Environmental Science majors conduct studies on the animals found in the local environment

About Environmental Science at LVC

“Employment of environmental scientists and specialists is projected to grow 11 percent from 2014 to 2024, faster than the average for all occupations. Heightened public interest in the hazards facing the environment, as well as the increasing demands placed on the environment by population growth, is expected to spur demand for environmental scientists and specialists.” — Bureau of Labor Statistics, U.S. Department of Labor

Your LVC degree in environmental science will prepare you to meet this growing need head on. You'll cover biology, chemistry, geosystems, geographical information systems (GIS), mathematics, and physics so that you're fully prepared to help solve the challenges the world faces.

Participate in hands-on fieldwork at spots within walking distance of campus, including a 20-acre eastern deciduous forest, riparian wetland, campus pond, and many other rich environmental areas. For example, you may conduct forest vegetation sampling, survey animal communities and benthic macroinvertebrates, study the effects of forest fragmentation, identify tree species, determine the impacts of invasive species, or investigate water quality.

Our Neidig-Garber Science Center houses research-level instrumentation and labs accessible to undergraduates, including freshman year. You'll be able to collaborate with faculty on projects that lead to presentable and publishable results. Recent projects have included investigating the interactions of invasive plants, determining how woody debris influences small mammal communities, and the toxicity of engineered nanoparticles.

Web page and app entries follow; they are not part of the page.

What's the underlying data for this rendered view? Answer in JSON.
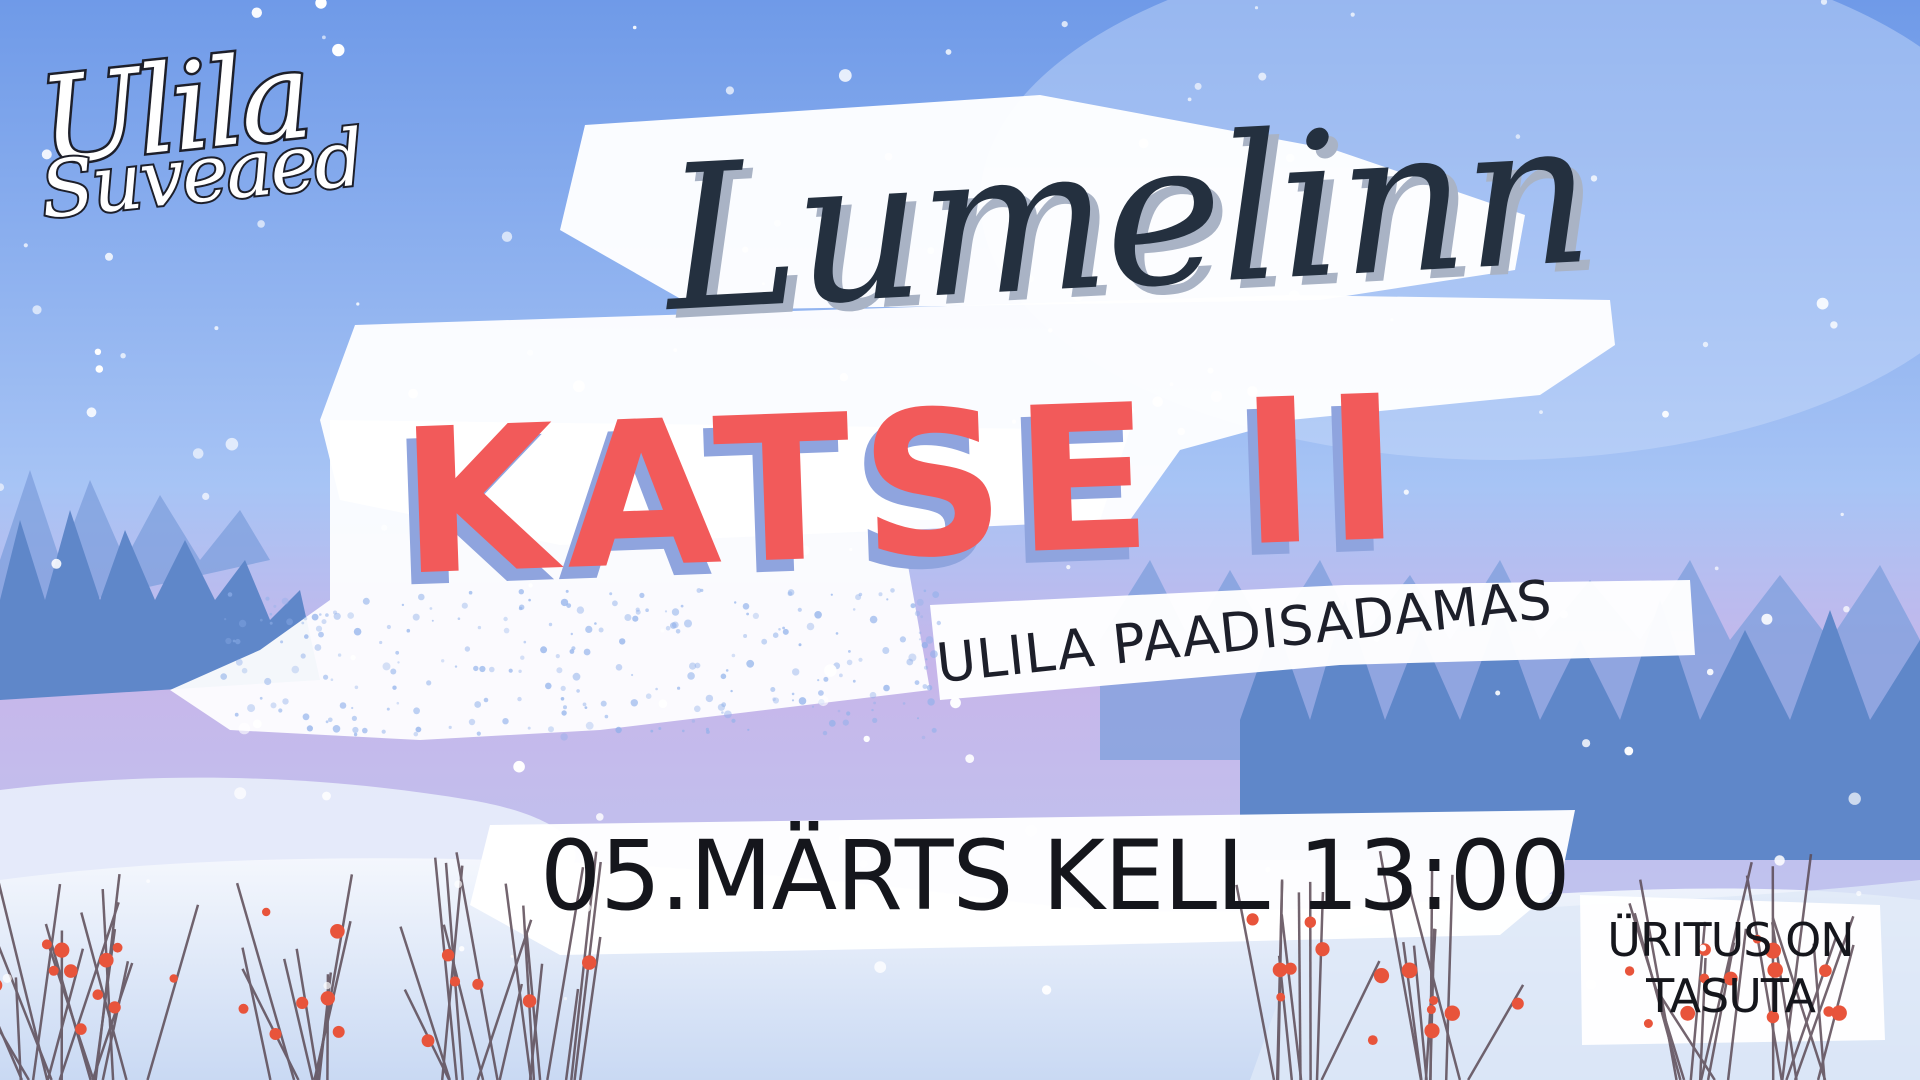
{
  "logo": {
    "line1": "Ulila",
    "line2": "Suveaed"
  },
  "event": {
    "title": "Lumelinn",
    "subtitle": "KATSE II",
    "venue": "ULILA PAADISADAMAS",
    "datetime": "05.MÄRTS KELL 13:00"
  },
  "note": {
    "line1": "ÜRITUS ON",
    "line2": "TASUTA"
  },
  "colors": {
    "sky_top": "#6f9ae8",
    "sky_mid": "#a7c4f5",
    "horizon_haze": "#c7b6ea",
    "forest": "#5f87c9",
    "snow": "#eef3fb",
    "brush_white": "#ffffff",
    "title_dark": "#24303f",
    "accent_red": "#f25a5a",
    "shadow_blue": "#8fa4de",
    "berry_red": "#e8543b"
  }
}
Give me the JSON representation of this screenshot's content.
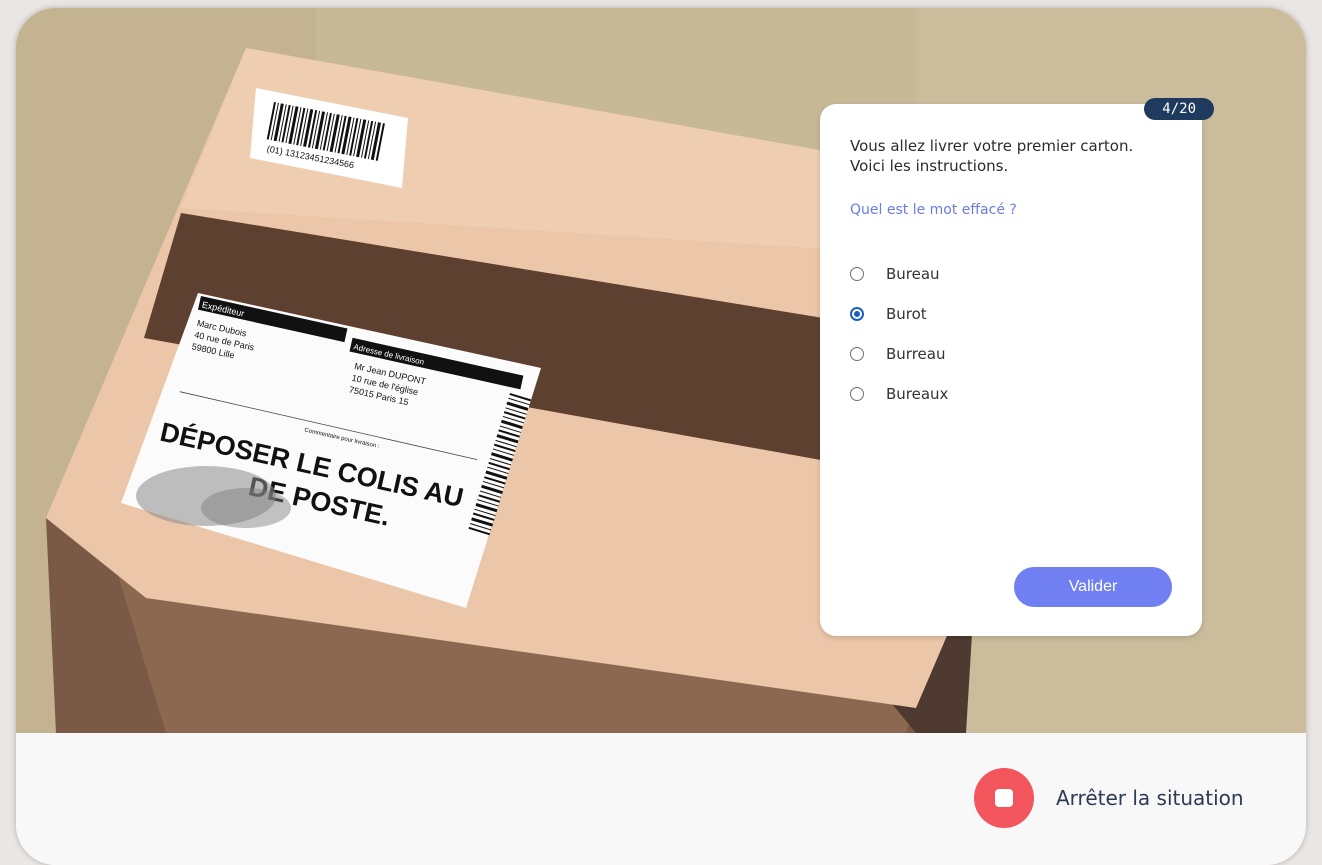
{
  "counter": "4/20",
  "intro": "Vous allez livrer votre premier carton. Voici les instructions.",
  "question": "Quel est le mot effacé ?",
  "options": [
    {
      "label": "Bureau",
      "selected": false
    },
    {
      "label": "Burot",
      "selected": true
    },
    {
      "label": "Burreau",
      "selected": false
    },
    {
      "label": "Bureaux",
      "selected": false
    }
  ],
  "validate_label": "Valider",
  "stop_label": "Arrêter la situation",
  "package": {
    "barcode_number": "(01) 13123451234566",
    "sender_header": "Expéditeur",
    "sender_lines": [
      "Marc Dubois",
      "40 rue de Paris",
      "59800 Lille"
    ],
    "recipient_header": "Adresse de livraison",
    "recipient_lines": [
      "Mr Jean DUPONT",
      "10 rue de l'église",
      "75015 Paris 15"
    ],
    "comment_header": "Commentaire pour livraison :",
    "instruction_line1": "DÉPOSER LE COLIS AU",
    "instruction_line2": "DE POSTE."
  },
  "colors": {
    "accent": "#7080f3",
    "counter_bg": "#1f3a5f",
    "stop": "#f2565c",
    "radio_checked": "#1a5fc8"
  }
}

I believe that my LVC education and experiences laid the foundation for further research at the University of Wisconsin-Madison, entrance into graduate school, and my full-time employment. None of these later steps would have occurred if I had not had classes that interested me in ecology or the opportunity to explore those interests through undergraduate research.

Adrienne Gemberling ’13, Biology, M.S., Missouri State University, Water Resources Coordinator, ClearWater Conservancy